(Entries from a dataset of interfaces)
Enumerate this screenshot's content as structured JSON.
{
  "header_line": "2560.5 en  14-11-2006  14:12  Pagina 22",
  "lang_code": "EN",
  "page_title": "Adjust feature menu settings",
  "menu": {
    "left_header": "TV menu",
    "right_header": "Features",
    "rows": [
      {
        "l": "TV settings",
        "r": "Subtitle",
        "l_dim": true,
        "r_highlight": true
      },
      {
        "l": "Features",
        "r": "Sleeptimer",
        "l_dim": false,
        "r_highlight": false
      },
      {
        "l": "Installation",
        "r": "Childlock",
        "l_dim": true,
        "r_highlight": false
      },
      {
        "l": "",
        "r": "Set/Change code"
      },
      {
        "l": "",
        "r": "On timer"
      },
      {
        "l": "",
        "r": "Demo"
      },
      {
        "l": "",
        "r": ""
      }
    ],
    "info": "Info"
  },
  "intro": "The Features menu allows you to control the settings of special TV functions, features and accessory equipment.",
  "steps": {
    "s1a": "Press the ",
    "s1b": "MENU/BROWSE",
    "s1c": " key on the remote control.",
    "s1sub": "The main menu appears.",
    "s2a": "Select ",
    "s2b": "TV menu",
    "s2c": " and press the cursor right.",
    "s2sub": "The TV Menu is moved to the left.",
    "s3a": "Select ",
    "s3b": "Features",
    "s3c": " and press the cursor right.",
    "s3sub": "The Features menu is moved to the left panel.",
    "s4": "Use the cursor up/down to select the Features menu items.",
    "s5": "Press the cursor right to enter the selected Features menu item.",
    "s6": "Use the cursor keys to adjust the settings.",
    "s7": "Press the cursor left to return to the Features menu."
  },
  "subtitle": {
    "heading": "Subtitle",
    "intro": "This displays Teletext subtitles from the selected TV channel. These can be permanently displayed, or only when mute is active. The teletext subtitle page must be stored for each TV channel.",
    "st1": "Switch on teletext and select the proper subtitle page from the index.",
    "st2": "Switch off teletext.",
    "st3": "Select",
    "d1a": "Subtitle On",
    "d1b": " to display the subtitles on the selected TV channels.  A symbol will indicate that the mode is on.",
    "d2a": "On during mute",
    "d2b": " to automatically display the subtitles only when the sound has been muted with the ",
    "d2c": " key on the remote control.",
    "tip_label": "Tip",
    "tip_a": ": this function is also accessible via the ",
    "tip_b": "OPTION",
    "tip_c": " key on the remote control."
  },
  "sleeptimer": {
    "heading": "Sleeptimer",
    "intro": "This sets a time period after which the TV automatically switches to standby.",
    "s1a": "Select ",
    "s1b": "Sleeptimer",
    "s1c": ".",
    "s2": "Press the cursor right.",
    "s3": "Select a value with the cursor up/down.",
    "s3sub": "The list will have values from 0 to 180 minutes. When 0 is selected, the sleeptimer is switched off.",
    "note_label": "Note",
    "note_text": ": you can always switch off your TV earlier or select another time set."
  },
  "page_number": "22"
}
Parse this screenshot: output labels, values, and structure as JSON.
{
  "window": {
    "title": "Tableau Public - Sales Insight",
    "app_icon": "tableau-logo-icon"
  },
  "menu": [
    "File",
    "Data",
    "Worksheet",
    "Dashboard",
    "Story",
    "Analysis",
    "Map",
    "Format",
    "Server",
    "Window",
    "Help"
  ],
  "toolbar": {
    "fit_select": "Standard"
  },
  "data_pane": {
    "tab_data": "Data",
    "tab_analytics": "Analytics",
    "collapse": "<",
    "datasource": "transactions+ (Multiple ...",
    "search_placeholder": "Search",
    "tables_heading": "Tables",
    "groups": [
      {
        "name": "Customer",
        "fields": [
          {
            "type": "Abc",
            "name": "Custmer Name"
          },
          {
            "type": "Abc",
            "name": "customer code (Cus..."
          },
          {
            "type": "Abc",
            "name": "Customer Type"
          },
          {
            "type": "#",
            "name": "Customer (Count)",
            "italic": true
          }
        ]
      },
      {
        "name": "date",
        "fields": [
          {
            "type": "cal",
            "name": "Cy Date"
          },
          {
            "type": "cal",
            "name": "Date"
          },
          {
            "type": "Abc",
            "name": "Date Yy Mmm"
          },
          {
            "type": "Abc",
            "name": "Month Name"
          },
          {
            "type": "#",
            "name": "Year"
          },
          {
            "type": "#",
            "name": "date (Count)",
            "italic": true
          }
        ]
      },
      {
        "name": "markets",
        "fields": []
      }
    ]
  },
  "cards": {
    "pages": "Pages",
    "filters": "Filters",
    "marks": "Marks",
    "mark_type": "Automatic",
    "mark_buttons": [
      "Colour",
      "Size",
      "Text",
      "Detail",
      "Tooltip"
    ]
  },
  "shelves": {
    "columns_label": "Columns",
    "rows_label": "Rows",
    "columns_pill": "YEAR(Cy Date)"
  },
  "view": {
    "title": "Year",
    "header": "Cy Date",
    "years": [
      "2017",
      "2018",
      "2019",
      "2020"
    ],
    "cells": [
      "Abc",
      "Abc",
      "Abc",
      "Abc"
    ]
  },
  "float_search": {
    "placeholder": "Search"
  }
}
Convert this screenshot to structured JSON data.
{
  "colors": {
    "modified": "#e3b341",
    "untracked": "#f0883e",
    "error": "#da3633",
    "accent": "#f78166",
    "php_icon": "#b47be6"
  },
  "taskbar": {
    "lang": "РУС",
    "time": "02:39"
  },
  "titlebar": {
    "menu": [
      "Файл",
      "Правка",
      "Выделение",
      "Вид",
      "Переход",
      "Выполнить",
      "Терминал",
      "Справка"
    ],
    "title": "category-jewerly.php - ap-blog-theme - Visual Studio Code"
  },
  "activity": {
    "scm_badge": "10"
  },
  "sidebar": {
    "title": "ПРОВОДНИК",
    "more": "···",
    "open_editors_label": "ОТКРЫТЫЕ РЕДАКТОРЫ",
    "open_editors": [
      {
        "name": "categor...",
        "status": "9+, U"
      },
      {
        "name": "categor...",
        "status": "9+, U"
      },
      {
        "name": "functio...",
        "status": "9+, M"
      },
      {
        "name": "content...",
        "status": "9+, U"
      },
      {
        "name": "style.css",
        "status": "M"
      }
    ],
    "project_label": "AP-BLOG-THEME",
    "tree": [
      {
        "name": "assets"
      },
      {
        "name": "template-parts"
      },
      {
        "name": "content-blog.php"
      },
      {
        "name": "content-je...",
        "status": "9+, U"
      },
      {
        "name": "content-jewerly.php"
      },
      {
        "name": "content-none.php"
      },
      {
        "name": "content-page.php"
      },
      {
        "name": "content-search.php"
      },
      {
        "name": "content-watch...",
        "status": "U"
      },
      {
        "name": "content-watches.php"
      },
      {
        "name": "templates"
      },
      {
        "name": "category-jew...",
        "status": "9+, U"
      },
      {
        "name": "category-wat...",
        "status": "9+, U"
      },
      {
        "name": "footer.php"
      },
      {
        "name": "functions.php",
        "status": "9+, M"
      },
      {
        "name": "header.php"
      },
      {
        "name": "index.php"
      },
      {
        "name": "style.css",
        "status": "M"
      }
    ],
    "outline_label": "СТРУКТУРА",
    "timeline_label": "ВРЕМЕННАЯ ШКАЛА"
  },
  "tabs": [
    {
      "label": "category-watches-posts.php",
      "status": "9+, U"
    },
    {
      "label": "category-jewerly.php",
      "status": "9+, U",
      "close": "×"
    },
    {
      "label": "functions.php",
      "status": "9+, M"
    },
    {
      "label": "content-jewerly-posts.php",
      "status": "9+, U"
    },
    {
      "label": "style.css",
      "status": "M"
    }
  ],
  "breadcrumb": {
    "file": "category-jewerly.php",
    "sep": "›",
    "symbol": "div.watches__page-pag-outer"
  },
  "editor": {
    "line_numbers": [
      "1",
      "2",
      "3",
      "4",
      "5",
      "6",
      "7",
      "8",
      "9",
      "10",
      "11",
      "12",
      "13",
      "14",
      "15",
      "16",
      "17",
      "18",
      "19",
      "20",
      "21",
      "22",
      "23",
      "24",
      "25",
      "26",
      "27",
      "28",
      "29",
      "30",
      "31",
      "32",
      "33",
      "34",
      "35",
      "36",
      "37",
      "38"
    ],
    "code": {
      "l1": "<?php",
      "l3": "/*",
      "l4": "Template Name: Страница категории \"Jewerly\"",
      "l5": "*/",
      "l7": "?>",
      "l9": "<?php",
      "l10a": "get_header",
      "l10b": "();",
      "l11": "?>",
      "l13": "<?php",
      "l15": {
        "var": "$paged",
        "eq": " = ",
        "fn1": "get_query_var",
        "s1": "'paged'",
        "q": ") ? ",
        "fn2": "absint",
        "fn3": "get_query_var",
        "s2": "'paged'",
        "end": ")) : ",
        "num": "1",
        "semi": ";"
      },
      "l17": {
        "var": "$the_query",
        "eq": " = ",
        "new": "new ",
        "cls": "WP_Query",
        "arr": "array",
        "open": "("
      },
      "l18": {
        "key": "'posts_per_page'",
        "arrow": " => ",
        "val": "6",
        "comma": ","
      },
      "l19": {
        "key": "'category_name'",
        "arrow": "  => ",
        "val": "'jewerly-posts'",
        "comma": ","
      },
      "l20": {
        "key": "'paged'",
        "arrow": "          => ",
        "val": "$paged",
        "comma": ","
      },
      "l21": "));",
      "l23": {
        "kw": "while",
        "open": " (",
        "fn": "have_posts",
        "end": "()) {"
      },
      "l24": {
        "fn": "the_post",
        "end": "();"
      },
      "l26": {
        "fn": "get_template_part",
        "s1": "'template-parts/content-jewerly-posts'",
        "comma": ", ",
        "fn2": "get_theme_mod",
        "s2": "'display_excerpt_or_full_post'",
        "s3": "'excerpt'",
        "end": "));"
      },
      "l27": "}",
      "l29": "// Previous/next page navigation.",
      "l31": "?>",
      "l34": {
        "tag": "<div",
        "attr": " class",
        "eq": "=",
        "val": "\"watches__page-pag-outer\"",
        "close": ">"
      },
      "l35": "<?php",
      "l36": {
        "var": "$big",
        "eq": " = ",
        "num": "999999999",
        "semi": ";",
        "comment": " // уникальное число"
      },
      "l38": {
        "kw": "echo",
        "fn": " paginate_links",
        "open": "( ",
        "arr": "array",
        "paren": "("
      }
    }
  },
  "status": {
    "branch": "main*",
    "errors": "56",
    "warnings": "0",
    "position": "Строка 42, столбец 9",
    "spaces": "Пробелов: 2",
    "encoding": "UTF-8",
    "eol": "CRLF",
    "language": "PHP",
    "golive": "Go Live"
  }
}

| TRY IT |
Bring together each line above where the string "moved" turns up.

| WRITTEN RESPONSE |
    "s2sub": "The TV Menu is moved to the left.",
    "s3sub": "The Features menu is moved to the left panel.",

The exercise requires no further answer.